A BBC presenter gets noticeably irate after pressing a Conservative MP on whether Tory back benchers will give their backing to Theresa May. Because the Tory’s response was a clearly rehearsed speech that tried to churn out the tired ‘strong and stable’ mantra the whole country is sick of. And at present, that is a status we can all agree we are very far from.
The robotic response by MP for Havant Alan Mak, particularly after declaring the Tories’ priority was to form a “strong and stable” government, led BBC News presenter Simon McCoy to berate him:
Oh, are you really still saying ‘strong and stable’?
Get the news that really mattersSign me up
With a split second of hesitation, Mak just continued: “Well our job is to provide certainty… it’s been a tumultuous election period”. But McCoy interrupts him again:

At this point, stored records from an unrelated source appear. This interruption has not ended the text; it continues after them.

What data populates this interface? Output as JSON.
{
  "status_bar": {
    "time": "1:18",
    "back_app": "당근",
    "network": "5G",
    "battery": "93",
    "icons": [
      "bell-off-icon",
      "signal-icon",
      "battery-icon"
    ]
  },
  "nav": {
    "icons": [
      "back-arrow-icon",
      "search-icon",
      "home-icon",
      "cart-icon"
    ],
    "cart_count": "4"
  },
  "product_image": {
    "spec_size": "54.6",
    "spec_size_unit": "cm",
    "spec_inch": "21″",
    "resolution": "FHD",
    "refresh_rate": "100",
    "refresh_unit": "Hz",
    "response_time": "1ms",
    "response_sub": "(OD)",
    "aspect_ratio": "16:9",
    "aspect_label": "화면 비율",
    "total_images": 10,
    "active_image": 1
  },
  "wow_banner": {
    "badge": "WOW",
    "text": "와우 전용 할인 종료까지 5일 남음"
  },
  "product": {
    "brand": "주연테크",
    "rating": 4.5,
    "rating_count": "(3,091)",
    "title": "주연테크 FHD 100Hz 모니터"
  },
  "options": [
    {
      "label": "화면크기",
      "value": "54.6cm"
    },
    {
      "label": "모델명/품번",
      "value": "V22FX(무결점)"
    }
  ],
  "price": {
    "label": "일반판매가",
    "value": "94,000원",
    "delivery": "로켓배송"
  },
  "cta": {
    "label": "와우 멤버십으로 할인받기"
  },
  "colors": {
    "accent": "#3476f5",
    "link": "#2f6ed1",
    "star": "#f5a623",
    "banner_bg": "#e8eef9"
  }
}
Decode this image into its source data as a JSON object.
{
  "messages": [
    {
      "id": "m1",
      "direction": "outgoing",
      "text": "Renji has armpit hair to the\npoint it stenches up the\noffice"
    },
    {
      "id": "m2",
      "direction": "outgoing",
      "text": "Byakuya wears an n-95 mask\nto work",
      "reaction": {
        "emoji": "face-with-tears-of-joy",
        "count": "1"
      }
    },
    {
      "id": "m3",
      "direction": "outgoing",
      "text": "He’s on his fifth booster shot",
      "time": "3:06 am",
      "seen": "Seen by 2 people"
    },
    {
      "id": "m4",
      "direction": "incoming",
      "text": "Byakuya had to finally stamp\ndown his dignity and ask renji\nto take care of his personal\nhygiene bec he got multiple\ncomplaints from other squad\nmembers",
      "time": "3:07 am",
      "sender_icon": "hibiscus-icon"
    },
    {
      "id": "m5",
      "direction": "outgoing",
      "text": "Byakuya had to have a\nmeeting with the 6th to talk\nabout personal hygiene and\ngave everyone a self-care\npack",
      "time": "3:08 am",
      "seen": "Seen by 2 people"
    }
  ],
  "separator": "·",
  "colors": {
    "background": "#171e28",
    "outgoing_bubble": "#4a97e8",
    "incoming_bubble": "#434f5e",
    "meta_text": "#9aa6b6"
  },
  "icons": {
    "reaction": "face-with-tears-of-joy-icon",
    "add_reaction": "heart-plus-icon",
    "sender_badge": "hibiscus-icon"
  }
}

I’m sorry to laugh, but we’re in a country where if you talked to anybody at the weekend, people are quite worried. Three words you will not have heard were ‘strong’, ‘stable’ and ‘certainty’…
Continue reading below...
But Mak doesn’t break with script and continues:
Well I think we have come through… a tough election period. I’ve said we’re disappointed by the fact we didn’t get a majority. But our objective now is to make sure we govern in the interest of the whole country. Put aside our party interest. We’ve got to analyse where things went right, and where things went wrong. But what’s important is we get off to a good start with the Brexit negotiations, govern in the national interest. We’ve had the cabinet confirmed and we’re looking forward to making sure we put our best foot forward and get a good deal with the DUP as well.
The Tory MP did not impress McCoy. So he asked Mak if the party had given him a speech to read out. Sounding “very formulaic”, it clearly didn’t represent the atmosphere in Westminster. But despite this, Mak continued spouting the protocol, driving McCoy to his wit’s end:
— BBC Politics (@BBCPolitics) June 12, 2017
With the current limbo the country is in, repetitive and robotic statements are all that May, and some of her party, know how to do. Since the Tories’ failure to achieve a majority, the future of the country has been in the balance, frustrating efforts to start Brexit negotiations, for which the timeline is tightening.
A Tory deal with the Democratic Unionist Party (DUP) has not been finalised, delaying delivery of a Queen’s speech. We have no idea what concessions the DUP want, other than speculation. But the controversial alliance has caused protests (with more planned); as well as a petition to stop the alliance going ahead.
Party ahead of country?
In any case, May’s Queen’s speech will most likely abandon some of the castigated policies of the Conservative manifesto. And it may try to appeal more to the part of the electorate that appreciated the Labour manifesto.
Labour, meanwhile, is ready to vote down May’s Queen’s speech, and will have an alternative one ready. Corbyn believes it could be a matter of months before he is PM. If not by a minority government, which is wholly possible, then by a general election. With a DUP alliance inevitably meaning further friction and more fissures within the Conservative Party, particularly on the direction of Brexit, this could be on the cards.
So yes, ‘strong’, ‘stable’ and ‘certainty’ – one has to laugh.
– Sign the petition of no confidence in a Conservative/ DUP coalition. Make your thoughts on the deal known.
– Contact your MP and be vocal on social media.
– Organise! Join (and participate in the activities of) a union, an activist group, and/or a political party.
Featured image via screengrab
Since you're here ...
We know you don't need a lecture. You wouldn't be here if you didn't care.
Now, more than ever, we need your help to challenge the rightwing press and hold power to account. Please help us survive and thrive.